BEGIN AVAILABLE DATA

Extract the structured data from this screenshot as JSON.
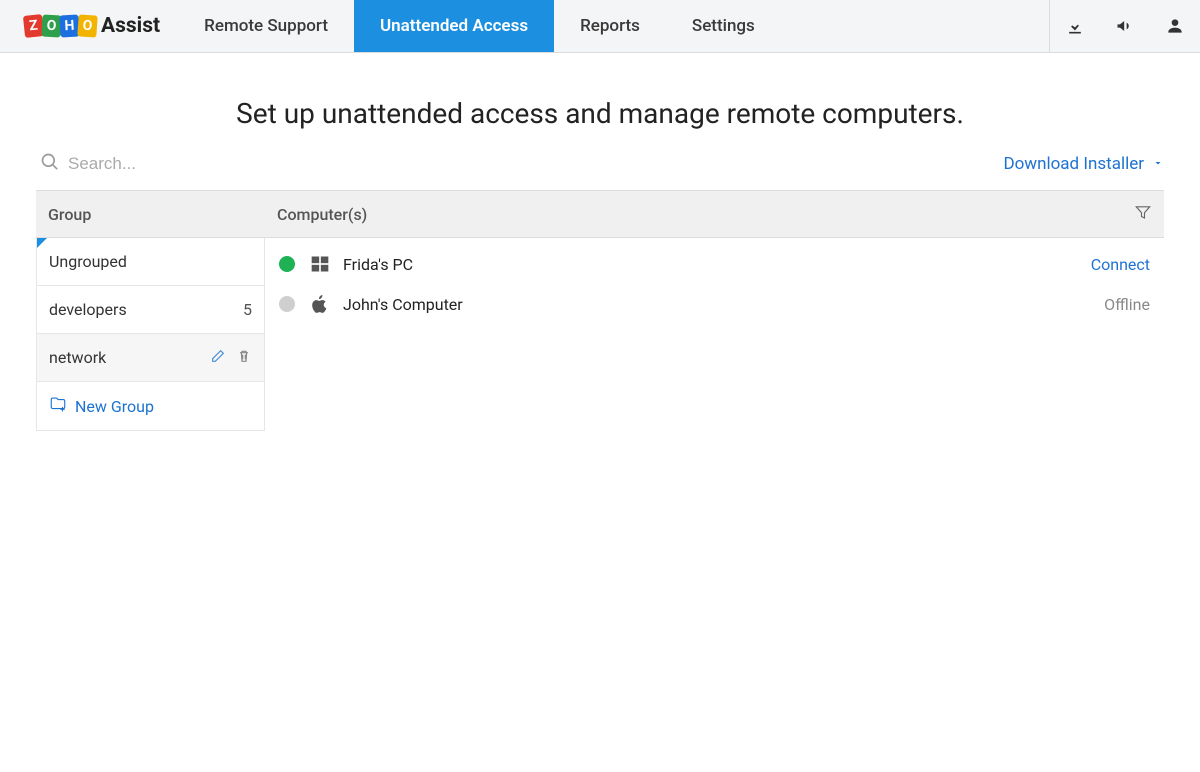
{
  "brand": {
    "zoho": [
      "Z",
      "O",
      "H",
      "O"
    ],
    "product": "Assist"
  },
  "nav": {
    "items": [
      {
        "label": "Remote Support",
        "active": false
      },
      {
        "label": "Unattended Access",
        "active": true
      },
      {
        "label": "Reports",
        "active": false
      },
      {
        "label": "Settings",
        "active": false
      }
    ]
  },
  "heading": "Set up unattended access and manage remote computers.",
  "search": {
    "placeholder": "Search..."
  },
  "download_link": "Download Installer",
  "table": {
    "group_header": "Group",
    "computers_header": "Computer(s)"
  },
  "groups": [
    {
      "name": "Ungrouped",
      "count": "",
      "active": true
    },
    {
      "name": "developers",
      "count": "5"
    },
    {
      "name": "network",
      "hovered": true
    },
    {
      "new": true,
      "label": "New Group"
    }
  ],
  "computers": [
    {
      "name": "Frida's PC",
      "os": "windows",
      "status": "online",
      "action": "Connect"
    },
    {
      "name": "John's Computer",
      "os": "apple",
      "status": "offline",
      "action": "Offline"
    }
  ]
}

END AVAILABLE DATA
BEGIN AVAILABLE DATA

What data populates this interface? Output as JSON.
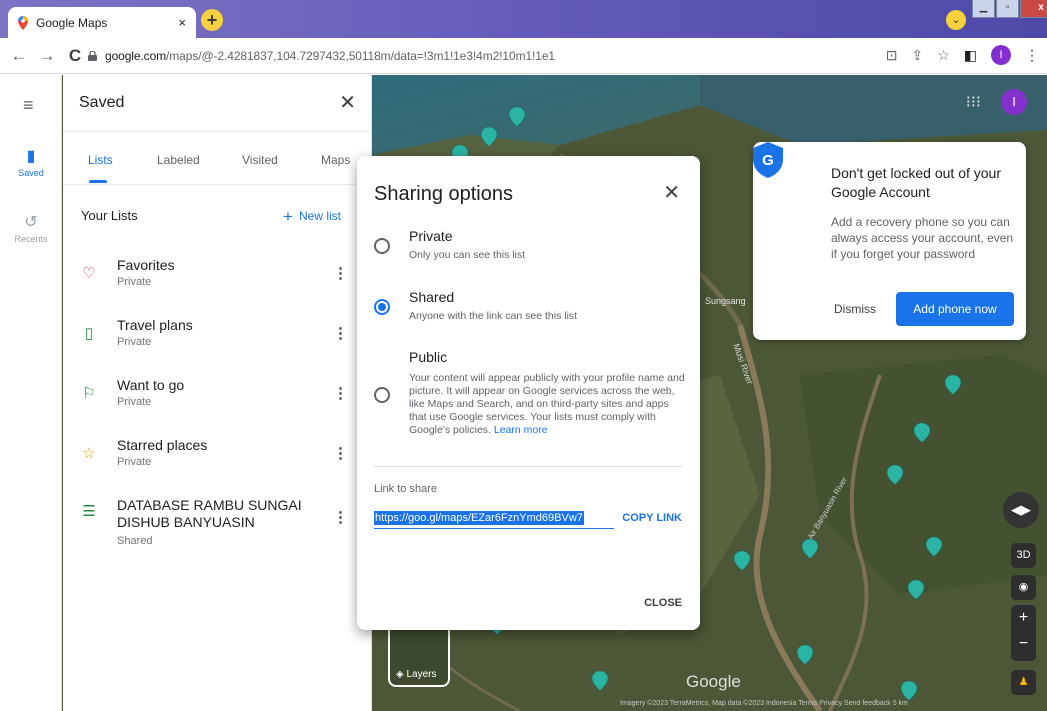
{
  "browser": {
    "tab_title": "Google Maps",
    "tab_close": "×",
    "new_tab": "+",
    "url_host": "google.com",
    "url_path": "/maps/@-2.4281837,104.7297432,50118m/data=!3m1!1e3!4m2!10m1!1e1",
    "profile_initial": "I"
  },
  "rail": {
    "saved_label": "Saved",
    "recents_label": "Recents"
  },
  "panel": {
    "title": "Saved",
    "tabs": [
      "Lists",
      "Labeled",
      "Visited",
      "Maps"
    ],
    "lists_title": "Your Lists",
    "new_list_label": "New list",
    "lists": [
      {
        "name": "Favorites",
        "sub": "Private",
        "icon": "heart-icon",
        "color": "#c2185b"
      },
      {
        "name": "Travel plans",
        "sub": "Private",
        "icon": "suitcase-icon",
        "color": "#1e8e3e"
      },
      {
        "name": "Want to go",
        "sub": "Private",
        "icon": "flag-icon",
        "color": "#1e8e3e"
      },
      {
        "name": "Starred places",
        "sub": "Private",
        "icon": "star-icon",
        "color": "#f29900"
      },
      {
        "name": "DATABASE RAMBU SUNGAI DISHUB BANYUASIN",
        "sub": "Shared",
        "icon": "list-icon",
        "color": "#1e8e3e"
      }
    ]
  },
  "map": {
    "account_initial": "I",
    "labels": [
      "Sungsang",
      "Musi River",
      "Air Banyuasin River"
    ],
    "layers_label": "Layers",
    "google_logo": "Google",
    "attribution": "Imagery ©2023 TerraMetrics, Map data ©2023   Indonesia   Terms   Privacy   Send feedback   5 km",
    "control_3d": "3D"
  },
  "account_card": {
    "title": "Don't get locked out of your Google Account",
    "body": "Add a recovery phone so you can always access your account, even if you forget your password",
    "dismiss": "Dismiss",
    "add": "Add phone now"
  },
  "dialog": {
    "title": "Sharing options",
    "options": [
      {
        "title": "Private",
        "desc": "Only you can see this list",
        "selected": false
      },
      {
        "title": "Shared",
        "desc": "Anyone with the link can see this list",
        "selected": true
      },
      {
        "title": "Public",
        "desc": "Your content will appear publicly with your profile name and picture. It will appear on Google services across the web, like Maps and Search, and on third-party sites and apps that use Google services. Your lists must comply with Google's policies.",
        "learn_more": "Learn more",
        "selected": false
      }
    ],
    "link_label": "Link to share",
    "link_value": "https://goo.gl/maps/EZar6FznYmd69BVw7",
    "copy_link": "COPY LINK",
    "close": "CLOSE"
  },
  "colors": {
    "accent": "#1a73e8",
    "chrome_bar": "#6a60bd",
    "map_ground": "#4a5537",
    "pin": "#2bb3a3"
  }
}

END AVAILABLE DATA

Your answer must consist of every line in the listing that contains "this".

Extract the structured data from this screenshot as JSON.
What data populates this interface? Output as JSON.
        "desc": "Only you can see this list",
        "desc": "Anyone with the link can see this list",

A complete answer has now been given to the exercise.